One of the world’s largest offshore wind projects, the 402-megawatt (MW) Dudgeon offshore wind farm in the U.K., announced the signing and pricing of privately placed notes for the refinancing of the project’s existing non-recourse project debt, with financial close expected next week. The original financing for Dudgeon was successfully closed in May 2016.
The refinanced debt consists of approximately GBP1.27 billion ($1.77 billion) in fully-amortizing senior-term loans, comprising around GBP561 million in commercial debt and a GBP706 million private placement of senior secured notes, maturing in June 2032.
Both tranches were oversubscribed, reflecting strong credit features and investor interest. The commercial tranche will be fixed upon the financial close of the transaction and execution of interest rate hedging.
Dudgeon is developed and operated by Equinor (35 percent), formerly known as Statoil; Abu Dhabi’s renewable energy company Masdar (35 percent); and Chinese conglomerate - China Resources Group (30 percent).
Dudgeon started operations as scheduled in October 2017. It was one of the first U.K. offshore wind projects to be awarded an investment contract under the U.K. government’s ‘Contract for Difference’ (CfD) scheme, in May 2014, and the first CfD offshore wind project to obtain financing, in May 2016.
“Dudgeon is a unique project with strong operational performance,” said Beate Myking, Chair and Director of Dudgeon Offshore Wind Limited. “The excellent collaboration with our partners and advisors has enabled the successful refinancing. The A- (EXP) credit rating and investors’ keen interest further underpins the market confidence in Dudgeon and is strong evidence of Equinor’s competence and capacity to successfully develop and operate offshore wind farms.“
The 402 MW Dudgeon offshore wind farm is located 32 kilometers off the Norfolk coast in England.

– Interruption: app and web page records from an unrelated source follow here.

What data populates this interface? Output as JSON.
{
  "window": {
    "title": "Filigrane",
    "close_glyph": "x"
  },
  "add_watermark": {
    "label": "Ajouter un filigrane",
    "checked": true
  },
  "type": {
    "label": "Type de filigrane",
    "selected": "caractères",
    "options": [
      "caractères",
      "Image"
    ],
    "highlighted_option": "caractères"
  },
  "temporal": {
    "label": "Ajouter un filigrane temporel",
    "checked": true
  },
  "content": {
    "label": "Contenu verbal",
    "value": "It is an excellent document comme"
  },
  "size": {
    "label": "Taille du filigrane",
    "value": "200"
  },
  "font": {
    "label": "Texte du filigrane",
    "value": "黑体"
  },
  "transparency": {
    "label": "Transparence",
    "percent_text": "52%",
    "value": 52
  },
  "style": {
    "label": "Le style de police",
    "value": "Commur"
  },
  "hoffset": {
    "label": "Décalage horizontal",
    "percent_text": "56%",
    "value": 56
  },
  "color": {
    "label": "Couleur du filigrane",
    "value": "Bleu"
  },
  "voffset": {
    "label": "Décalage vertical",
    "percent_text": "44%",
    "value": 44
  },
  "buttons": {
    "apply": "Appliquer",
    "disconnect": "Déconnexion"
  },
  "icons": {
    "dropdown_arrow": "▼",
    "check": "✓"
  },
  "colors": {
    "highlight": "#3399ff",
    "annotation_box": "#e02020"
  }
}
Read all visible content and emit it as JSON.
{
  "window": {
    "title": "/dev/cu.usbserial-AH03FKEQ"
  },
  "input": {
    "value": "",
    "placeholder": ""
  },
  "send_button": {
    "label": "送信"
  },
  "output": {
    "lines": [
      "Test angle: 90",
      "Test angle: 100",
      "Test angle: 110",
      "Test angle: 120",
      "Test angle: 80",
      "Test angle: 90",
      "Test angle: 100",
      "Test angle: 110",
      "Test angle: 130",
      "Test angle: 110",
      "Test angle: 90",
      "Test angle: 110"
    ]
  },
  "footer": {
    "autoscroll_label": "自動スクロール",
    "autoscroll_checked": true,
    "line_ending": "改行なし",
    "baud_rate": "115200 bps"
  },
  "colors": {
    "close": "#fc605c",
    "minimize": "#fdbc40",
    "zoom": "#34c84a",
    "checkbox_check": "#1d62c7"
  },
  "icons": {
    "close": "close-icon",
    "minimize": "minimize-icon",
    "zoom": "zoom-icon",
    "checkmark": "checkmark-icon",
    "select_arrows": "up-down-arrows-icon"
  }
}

It produces 1.7 terawatt-hours (TWh) of electricity annually, the combined output of 67 wind turbines, sufficient to power an estimated 410,000 U.K. homes and displace 893,000 metric tons of carbon dioxide.